**WHAT IS REQUIRED**
Every record below needs to be retyped exactly as it appears.

*** EXTRACTED RECORDS Section Begins ***

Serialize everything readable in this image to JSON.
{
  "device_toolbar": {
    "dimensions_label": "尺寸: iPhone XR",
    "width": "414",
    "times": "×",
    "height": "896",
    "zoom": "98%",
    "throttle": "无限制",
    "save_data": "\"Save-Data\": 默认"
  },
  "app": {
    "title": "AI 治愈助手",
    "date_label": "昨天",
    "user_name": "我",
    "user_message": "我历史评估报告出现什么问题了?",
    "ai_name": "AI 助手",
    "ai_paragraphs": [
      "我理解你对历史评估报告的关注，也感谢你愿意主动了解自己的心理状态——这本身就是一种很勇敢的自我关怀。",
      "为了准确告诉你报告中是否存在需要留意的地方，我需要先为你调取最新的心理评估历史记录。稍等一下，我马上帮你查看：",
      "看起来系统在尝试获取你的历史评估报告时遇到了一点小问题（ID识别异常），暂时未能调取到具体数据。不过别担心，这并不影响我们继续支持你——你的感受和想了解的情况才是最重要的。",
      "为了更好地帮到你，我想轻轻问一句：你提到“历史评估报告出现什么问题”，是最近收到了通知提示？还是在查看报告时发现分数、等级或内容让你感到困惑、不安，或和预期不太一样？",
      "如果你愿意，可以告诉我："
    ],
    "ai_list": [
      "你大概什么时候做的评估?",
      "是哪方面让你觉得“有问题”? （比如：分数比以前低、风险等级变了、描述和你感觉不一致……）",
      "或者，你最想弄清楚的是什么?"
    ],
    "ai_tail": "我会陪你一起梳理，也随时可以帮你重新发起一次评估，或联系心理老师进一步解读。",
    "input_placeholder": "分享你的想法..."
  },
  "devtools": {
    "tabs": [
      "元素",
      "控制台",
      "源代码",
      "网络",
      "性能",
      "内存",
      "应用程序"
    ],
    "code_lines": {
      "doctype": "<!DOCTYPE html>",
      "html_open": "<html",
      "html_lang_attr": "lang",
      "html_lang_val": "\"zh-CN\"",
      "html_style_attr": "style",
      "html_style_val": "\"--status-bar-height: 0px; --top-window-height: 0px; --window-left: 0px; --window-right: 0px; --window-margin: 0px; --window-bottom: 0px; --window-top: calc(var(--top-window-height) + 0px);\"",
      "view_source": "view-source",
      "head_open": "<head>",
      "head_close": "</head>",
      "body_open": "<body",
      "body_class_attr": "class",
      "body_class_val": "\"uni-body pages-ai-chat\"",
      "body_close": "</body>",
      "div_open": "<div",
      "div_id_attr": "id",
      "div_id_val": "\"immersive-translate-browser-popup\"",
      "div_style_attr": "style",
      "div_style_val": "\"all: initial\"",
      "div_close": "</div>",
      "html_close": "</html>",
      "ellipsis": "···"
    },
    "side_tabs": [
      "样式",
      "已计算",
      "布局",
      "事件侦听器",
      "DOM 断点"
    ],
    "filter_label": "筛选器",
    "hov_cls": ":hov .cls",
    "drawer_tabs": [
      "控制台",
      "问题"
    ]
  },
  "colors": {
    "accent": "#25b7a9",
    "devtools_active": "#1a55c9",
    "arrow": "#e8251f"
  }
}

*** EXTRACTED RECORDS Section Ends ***

**TASK OUTPUT**
Serialize everything readable in this image to JSON.
{
  "device_toolbar": {
    "dimensions_label": "尺寸: iPhone XR",
    "width": "414",
    "times": "×",
    "height": "896",
    "zoom": "98%",
    "throttle": "无限制",
    "save_data": "\"Save-Data\": 默认"
  },
  "app": {
    "title": "AI 治愈助手",
    "date_label": "昨天",
    "user_name": "我",
    "user_message": "我历史评估报告出现什么问题了?",
    "ai_name": "AI 助手",
    "ai_paragraphs": [
      "我理解你对历史评估报告的关注，也感谢你愿意主动了解自己的心理状态——这本身就是一种很勇敢的自我关怀。",
      "为了准确告诉你报告中是否存在需要留意的地方，我需要先为你调取最新的心理评估历史记录。稍等一下，我马上帮你查看：",
      "看起来系统在尝试获取你的历史评估报告时遇到了一点小问题（ID识别异常），暂时未能调取到具体数据。不过别担心，这并不影响我们继续支持你——你的感受和想了解的情况才是最重要的。",
      "为了更好地帮到你，我想轻轻问一句：你提到“历史评估报告出现什么问题”，是最近收到了通知提示？还是在查看报告时发现分数、等级或内容让你感到困惑、不安，或和预期不太一样？",
      "如果你愿意，可以告诉我："
    ],
    "ai_list": [
      "你大概什么时候做的评估?",
      "是哪方面让你觉得“有问题”? （比如：分数比以前低、风险等级变了、描述和你感觉不一致……）",
      "或者，你最想弄清楚的是什么?"
    ],
    "ai_tail": "我会陪你一起梳理，也随时可以帮你重新发起一次评估，或联系心理老师进一步解读。",
    "input_placeholder": "分享你的想法..."
  },
  "devtools": {
    "tabs": [
      "元素",
      "控制台",
      "源代码",
      "网络",
      "性能",
      "内存",
      "应用程序"
    ],
    "code_lines": {
      "doctype": "<!DOCTYPE html>",
      "html_open": "<html",
      "html_lang_attr": "lang",
      "html_lang_val": "\"zh-CN\"",
      "html_style_attr": "style",
      "html_style_val": "\"--status-bar-height: 0px; --top-window-height: 0px; --window-left: 0px; --window-right: 0px; --window-margin: 0px; --window-bottom: 0px; --window-top: calc(var(--top-window-height) + 0px);\"",
      "view_source": "view-source",
      "head_open": "<head>",
      "head_close": "</head>",
      "body_open": "<body",
      "body_class_attr": "class",
      "body_class_val": "\"uni-body pages-ai-chat\"",
      "body_close": "</body>",
      "div_open": "<div",
      "div_id_attr": "id",
      "div_id_val": "\"immersive-translate-browser-popup\"",
      "div_style_attr": "style",
      "div_style_val": "\"all: initial\"",
      "div_close": "</div>",
      "html_close": "</html>",
      "ellipsis": "···"
    },
    "side_tabs": [
      "样式",
      "已计算",
      "布局",
      "事件侦听器",
      "DOM 断点"
    ],
    "filter_label": "筛选器",
    "hov_cls": ":hov .cls",
    "drawer_tabs": [
      "控制台",
      "问题"
    ]
  },
  "colors": {
    "accent": "#25b7a9",
    "devtools_active": "#1a55c9",
    "arrow": "#e8251f"
  }
}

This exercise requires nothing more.